- Consider buying mortgage points to lower your rate. This typically makes sense when you plan to keep the loan for a long time.
- Shop around and compare loan offers to see which mortgage lender offers the best deal.
To increase your chances of getting a lower interest rate, Polinori suggests assessing your own risk factors. He says it’s a good idea to check your credit every six months to make sure there aren’t any errors on your report that could cost you.
What Else To Consider When Choosing a Mortgage Interest Rate
Interest rates aren’t the only factor you should consider when choosing a mortgage offer.
“It is understandably tempting to go with the lender with the lowest mortgage rate, but borrowers should ask questions about all elements of the contract,” Valladares says. “They should look carefully to understand what is the structure of the loan.”

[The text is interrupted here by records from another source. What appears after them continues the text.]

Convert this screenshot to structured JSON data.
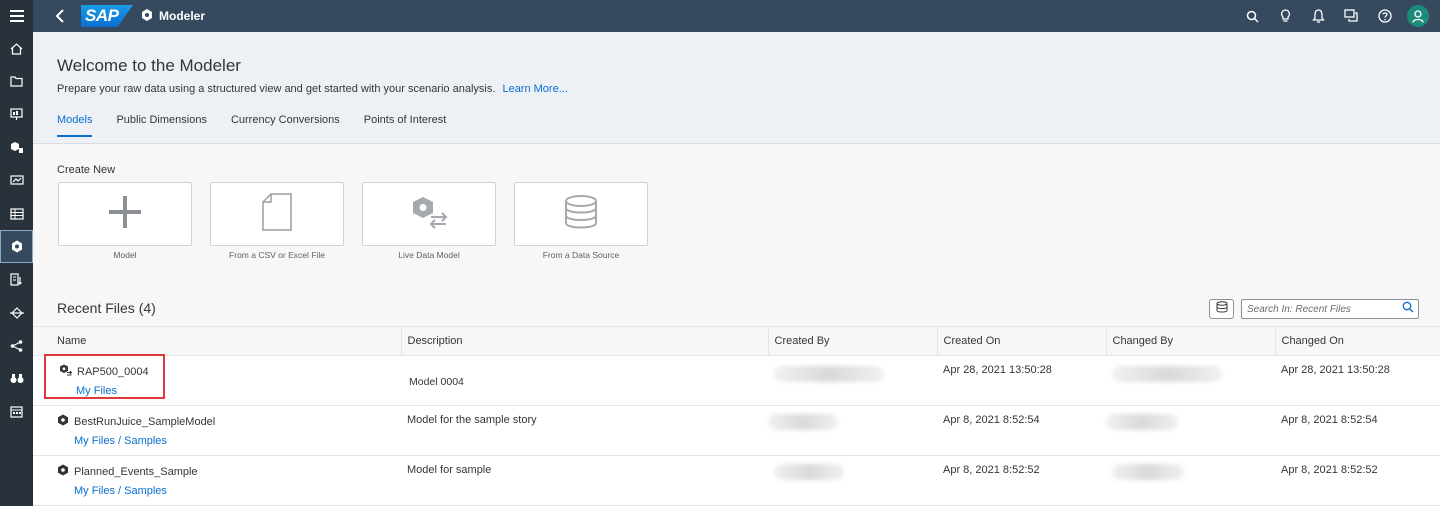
{
  "shell": {
    "logo_text": "SAP",
    "app_title": "Modeler",
    "actions": [
      "search-icon",
      "lightbulb-icon",
      "bell-icon",
      "chat-icon",
      "help-icon",
      "user-avatar-icon"
    ]
  },
  "nav": {
    "items": [
      "home-icon",
      "folder-icon",
      "stories-icon",
      "analytic-apps-icon",
      "digital-boardroom-icon",
      "datasets-icon",
      "modeler-icon",
      "data-analyzer-icon",
      "data-integration-icon",
      "connections-icon",
      "explore-icon",
      "calendar-icon"
    ],
    "active_index": 6
  },
  "header": {
    "title": "Welcome to the Modeler",
    "subtitle": "Prepare your raw data using a structured view and get started with your scenario analysis.",
    "learn_more": "Learn More...",
    "tabs": [
      {
        "label": "Models",
        "selected": true
      },
      {
        "label": "Public Dimensions",
        "selected": false
      },
      {
        "label": "Currency Conversions",
        "selected": false
      },
      {
        "label": "Points of Interest",
        "selected": false
      }
    ]
  },
  "create_new": {
    "label": "Create New",
    "tiles": [
      {
        "label": "Model",
        "icon": "plus-icon"
      },
      {
        "label": "From a CSV or Excel File",
        "icon": "file-icon"
      },
      {
        "label": "Live Data Model",
        "icon": "live-data-icon"
      },
      {
        "label": "From a Data Source",
        "icon": "database-icon"
      }
    ]
  },
  "recent": {
    "title": "Recent Files (4)",
    "search_placeholder": "Search In: Recent Files",
    "columns": [
      "Name",
      "Description",
      "Created By",
      "Created On",
      "Changed By",
      "Changed On"
    ],
    "rows": [
      {
        "name": "RAP500_0004",
        "path1": "My Files",
        "path2": "",
        "description": "Model 0004",
        "created_on": "Apr 28, 2021 13:50:28",
        "changed_on": "Apr 28, 2021 13:50:28",
        "icon": "live-model-icon"
      },
      {
        "name": "BestRunJuice_SampleModel",
        "path1": "My Files",
        "path2": "Samples",
        "description": "Model for the sample story",
        "created_on": "Apr 8, 2021 8:52:54",
        "changed_on": "Apr 8, 2021 8:52:54",
        "icon": "model-icon"
      },
      {
        "name": "Planned_Events_Sample",
        "path1": "My Files",
        "path2": "Samples",
        "description": "Model for sample",
        "created_on": "Apr 8, 2021 8:52:52",
        "changed_on": "Apr 8, 2021 8:52:52",
        "icon": "model-icon"
      }
    ]
  },
  "colors": {
    "shell": "#354a5f",
    "nav": "#29313a",
    "link": "#0a6ed1",
    "highlight": "#e0383d"
  }
}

When a lender is offering a low interest rate, remember that you’ll pay additional fees to get the loan — including origination fees, PMI if applicable, and more. Fees will vary between lenders, so it’s worth comparing options.
By law, mortgage lenders must provide a loan estimate that lists the loan’s projected interest rate, monthly payment, and total closing costs. You should receive the loan estimate within three business days after submitting your mortgage application.
“Borrowers should also ask for a list of all fees and what they are about,” Valladares says.
Since your loan term will last up to 30 years, you can think of your mortgage lender as a long-term business relationship. As such, you should pay attention to how trustworthy and reliable the lender is known to be.
“The most crucial factor in choosing a lender during a home purchase or refinance transaction is communication and trust,” Polinori says. “It’s extremely important to not only find a company that has an excellent reputation but to also find a loan officer with experience and knowledge in their field.”
In addition to your own impression of the lender, you should check out online reviews.
“Borrowers should do research at business bureaus, consumer reports, and social media about the reputation of the lender,” Valladares says.
Future Mortgage Interest Rates
How do you know whether mortgage rates are going up or down? It can be useful to keep track of the federal funds rate to forecast where mortgage rates might be headed.
“Borrowers should monitor U.S. Treasury yields as well as interest rate futures to estimate the direction of mortgage rates,” Valladares says. “They should also read Federal Reserve reports about the U.S. economy. In addition, reports from Freddie and Fannie Mae are also useful.”
Mortgage Interest Rate FAQ
Mortgage rates are a complicated topic, so it’s understandable to have questions about how they work.
One major reason why mortgage rates are currently high is the effective federal funds rate. As of Jan. 27, 2023, the effective federal funds rate is 4.33% — the highest it has been since 2007.
If you buy when rates are high, you have a few options. One option, of course, is to keep the loan. However, if rates fall, you can consider refinancing to a mortgage with a lower interest rate, if qualified.
The Bottom Line on Mortgage Interest Rates
Mortgage interest rates are just one piece of the homebuying puzzle, but they can have a big impact on how much you pay each month and over the life of your loan. While mortgage rate changes can signal the right time to take out a home loan, there are many different factors — within and outside of your control — that will influence the interest rate you get. If you’re looking to become a first-time homebuyer soon, you should evaluate how your current financial situation and market conditions will affect what kind of interest rates are on the table.
T.J. Porter contributed to the reporting of this article.